Ibec, the group that represents Irish business, today said new EU Brexit negotiating guidelines reinforce the need for an early agreement on UK exit terms to allow substantial trade talks begin. Ibec welcomed the significant achievement in the explicit recognition of the unique risks that Brexit poses to Ireland. For business, however, massive uncertainty remains. The government must work closely with business to set out ambitious and pragmatic ways to overcome the considerable challenges ahead.
Ibec CEO Danny McCoy said: "The EU-UK divorce bill debate is a minor distraction in economic terms compared to what ultimately is at stake. Rapid progress needs to be made on exit arrangements, so meaningful trade talks can begin. The EU guidelines clearly provide scope for trade negotiations to start long before a UK exit, but even if that happens, comprehensive transitional arrangements will be needed."
Ibec cautioned that a massive and dangerous gap existed between current UK objectives and what was realistically possible within the parameters of the EU guidelines. "It is vital that the shared economic interests of the EU and UK inform the mood and timetable of negotiations," said Mr McCoy. "Political posturing needs to give way to pragmatism, and this needs to happen quickly. A far-reaching free trade deal with minimal trade barriers is the goal, but fair competition must also underpin any new relationship.

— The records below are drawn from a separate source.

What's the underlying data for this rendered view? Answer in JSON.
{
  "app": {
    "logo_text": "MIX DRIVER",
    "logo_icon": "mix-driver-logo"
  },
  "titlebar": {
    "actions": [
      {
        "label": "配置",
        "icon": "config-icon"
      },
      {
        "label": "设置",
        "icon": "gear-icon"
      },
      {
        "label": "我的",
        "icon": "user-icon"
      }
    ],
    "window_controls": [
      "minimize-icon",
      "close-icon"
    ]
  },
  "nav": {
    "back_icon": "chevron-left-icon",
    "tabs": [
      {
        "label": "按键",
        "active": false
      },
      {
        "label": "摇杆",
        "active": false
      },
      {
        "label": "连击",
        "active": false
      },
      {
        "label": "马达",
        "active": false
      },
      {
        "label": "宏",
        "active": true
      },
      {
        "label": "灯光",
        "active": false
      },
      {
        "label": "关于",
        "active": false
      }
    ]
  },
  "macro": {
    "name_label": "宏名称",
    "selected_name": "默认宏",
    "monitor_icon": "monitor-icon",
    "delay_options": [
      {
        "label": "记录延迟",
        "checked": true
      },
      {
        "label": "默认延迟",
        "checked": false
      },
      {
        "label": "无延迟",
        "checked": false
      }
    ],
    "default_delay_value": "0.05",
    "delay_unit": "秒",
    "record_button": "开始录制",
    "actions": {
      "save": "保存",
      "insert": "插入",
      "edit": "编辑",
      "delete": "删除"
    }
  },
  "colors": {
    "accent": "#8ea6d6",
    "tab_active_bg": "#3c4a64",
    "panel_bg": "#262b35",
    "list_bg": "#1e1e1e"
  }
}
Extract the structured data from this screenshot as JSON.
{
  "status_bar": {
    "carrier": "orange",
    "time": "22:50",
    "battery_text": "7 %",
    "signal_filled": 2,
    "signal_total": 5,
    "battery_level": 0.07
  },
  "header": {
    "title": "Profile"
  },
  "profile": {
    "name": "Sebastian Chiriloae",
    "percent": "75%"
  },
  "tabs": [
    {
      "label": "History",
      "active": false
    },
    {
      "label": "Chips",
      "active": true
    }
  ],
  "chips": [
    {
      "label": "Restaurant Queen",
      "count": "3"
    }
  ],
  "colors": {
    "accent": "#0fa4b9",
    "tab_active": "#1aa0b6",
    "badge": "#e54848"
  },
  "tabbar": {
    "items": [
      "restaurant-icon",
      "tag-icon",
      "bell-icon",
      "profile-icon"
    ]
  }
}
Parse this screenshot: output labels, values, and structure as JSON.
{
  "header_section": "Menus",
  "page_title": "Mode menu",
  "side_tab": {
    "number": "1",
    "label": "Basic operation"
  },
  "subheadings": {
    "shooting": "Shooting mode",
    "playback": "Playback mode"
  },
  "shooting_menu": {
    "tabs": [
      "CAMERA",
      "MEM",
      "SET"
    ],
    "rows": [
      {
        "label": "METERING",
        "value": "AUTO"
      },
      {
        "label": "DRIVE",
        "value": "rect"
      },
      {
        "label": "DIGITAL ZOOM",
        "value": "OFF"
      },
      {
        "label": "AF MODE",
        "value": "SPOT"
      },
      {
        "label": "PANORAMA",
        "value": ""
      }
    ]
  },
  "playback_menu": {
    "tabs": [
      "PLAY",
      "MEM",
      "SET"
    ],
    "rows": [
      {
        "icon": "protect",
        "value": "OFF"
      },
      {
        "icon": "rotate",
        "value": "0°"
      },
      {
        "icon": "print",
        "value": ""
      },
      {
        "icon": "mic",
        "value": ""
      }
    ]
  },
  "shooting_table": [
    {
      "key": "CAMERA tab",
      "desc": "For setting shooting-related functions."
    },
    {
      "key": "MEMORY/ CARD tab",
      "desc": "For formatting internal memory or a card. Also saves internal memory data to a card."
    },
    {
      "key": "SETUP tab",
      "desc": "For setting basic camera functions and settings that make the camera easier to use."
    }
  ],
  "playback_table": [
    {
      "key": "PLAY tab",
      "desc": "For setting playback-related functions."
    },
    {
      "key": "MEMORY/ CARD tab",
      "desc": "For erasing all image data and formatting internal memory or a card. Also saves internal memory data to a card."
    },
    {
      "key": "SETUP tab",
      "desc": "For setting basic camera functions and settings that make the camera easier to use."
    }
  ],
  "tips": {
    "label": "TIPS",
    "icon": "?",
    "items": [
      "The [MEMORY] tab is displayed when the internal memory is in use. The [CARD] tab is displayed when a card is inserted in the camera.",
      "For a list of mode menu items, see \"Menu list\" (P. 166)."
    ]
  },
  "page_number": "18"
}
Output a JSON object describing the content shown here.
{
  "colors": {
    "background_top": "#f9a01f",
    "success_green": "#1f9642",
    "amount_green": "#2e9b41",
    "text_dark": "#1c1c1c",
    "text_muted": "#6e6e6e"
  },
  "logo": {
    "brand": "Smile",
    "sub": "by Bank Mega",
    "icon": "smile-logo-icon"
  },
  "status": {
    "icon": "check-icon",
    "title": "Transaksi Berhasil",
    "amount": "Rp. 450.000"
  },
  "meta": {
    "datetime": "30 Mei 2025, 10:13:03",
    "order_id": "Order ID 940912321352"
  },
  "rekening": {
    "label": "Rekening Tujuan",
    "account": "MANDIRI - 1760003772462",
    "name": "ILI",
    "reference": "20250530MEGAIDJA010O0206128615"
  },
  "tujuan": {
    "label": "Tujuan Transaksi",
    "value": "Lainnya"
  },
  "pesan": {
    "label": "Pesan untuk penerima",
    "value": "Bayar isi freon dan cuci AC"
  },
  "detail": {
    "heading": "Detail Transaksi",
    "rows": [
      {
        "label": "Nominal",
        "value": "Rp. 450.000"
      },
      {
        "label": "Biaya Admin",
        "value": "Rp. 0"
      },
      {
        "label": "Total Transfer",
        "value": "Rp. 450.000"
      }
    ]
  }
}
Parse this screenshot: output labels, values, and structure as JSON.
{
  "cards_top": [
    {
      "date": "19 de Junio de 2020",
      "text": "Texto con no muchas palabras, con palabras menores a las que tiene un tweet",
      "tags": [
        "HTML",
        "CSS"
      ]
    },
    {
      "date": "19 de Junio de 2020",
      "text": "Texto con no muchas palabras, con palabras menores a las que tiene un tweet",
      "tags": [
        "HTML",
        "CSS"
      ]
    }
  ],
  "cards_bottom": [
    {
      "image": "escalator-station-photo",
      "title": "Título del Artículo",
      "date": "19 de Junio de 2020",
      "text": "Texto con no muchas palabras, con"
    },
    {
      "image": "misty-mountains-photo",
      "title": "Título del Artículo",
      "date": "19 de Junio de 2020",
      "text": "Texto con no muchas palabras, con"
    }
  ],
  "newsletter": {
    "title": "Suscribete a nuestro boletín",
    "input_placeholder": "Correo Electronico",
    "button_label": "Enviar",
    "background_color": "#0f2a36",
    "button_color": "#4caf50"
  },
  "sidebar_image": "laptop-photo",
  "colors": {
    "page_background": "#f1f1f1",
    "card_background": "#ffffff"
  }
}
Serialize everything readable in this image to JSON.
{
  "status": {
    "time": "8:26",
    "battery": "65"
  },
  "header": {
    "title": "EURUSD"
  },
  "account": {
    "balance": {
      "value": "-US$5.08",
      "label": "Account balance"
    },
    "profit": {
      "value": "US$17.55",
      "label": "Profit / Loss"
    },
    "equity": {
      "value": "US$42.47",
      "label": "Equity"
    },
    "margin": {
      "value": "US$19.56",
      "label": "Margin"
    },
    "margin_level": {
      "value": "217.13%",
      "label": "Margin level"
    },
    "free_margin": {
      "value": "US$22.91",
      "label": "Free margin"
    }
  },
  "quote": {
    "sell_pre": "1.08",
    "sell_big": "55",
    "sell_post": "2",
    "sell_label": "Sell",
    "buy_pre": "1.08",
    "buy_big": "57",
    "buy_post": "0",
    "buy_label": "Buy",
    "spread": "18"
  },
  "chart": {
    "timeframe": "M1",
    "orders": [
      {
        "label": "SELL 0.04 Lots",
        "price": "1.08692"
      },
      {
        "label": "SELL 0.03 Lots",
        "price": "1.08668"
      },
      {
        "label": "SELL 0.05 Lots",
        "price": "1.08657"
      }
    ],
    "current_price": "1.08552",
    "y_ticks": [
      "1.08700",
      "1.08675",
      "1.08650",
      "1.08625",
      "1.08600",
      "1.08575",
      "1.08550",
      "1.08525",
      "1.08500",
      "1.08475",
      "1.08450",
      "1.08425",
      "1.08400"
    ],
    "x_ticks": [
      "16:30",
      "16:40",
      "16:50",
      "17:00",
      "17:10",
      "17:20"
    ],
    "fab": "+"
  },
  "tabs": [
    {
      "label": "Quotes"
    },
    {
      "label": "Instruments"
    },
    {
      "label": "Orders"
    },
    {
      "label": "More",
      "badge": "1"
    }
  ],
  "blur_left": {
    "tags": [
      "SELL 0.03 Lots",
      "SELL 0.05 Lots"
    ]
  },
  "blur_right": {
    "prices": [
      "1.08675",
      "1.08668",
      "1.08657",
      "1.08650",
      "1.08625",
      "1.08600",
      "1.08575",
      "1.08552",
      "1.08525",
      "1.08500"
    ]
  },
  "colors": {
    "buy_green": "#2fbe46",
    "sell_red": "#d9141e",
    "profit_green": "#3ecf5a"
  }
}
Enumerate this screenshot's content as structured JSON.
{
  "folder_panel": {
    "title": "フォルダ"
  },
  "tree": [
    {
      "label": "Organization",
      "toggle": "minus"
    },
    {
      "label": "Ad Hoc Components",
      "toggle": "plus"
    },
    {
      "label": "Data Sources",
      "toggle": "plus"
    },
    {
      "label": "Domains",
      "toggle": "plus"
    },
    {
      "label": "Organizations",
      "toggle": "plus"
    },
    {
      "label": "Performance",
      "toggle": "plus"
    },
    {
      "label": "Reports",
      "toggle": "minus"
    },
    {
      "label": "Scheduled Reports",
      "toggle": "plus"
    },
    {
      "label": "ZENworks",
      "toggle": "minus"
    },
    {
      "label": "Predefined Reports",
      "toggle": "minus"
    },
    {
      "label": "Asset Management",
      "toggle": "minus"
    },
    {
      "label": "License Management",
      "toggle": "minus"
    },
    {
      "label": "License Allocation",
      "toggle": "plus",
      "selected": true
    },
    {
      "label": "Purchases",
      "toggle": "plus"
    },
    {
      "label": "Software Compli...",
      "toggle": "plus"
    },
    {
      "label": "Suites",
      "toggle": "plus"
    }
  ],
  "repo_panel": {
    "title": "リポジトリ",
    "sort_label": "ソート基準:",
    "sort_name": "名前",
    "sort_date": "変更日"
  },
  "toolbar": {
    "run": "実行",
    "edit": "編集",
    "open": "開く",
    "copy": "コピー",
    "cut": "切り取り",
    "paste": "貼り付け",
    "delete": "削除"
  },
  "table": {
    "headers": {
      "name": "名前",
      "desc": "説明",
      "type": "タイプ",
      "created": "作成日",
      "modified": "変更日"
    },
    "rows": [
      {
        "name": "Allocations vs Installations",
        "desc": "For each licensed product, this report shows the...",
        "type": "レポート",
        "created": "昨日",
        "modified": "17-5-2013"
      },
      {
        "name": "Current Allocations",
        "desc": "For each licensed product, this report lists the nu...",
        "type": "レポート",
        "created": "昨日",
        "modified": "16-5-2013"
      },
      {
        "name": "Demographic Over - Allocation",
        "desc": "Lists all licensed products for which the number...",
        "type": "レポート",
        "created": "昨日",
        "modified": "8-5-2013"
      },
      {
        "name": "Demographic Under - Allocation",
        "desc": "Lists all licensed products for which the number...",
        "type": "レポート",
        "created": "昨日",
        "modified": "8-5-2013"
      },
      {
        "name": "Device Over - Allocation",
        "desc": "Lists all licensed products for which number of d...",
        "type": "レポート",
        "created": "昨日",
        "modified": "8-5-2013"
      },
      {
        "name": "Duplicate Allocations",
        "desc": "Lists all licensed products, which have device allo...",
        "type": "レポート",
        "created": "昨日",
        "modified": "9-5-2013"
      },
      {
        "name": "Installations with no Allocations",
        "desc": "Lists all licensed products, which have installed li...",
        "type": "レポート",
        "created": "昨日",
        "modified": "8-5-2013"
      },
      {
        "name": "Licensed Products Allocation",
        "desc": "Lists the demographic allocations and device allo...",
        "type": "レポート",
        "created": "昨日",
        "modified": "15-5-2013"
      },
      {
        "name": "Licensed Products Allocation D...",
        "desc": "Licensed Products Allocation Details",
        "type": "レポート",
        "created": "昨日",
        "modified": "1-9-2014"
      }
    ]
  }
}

"Brexit has created great uncertainty for business. An assertive national effort is needed to avoid the very real risk of a divisive, damaging Brexit divorce, and the UK crashing out of the EU without a trade deal or transitional arrangements," said Mr McCoy.
Ibec is advising all member companies to examine how Brexit might impact their business and is providing contingency planning support. The Ibec guide to managing Brexit is available at www.ibec.ie/brexit. The guide sets out the potential implications for companies, and includes a toolkit to help companies assess the risks and prepare a response. It looks at the potential impact on key sectors, but also at how Brexit may affect currency transactions, supply chains, contracts, financing and the labour force, among other issues.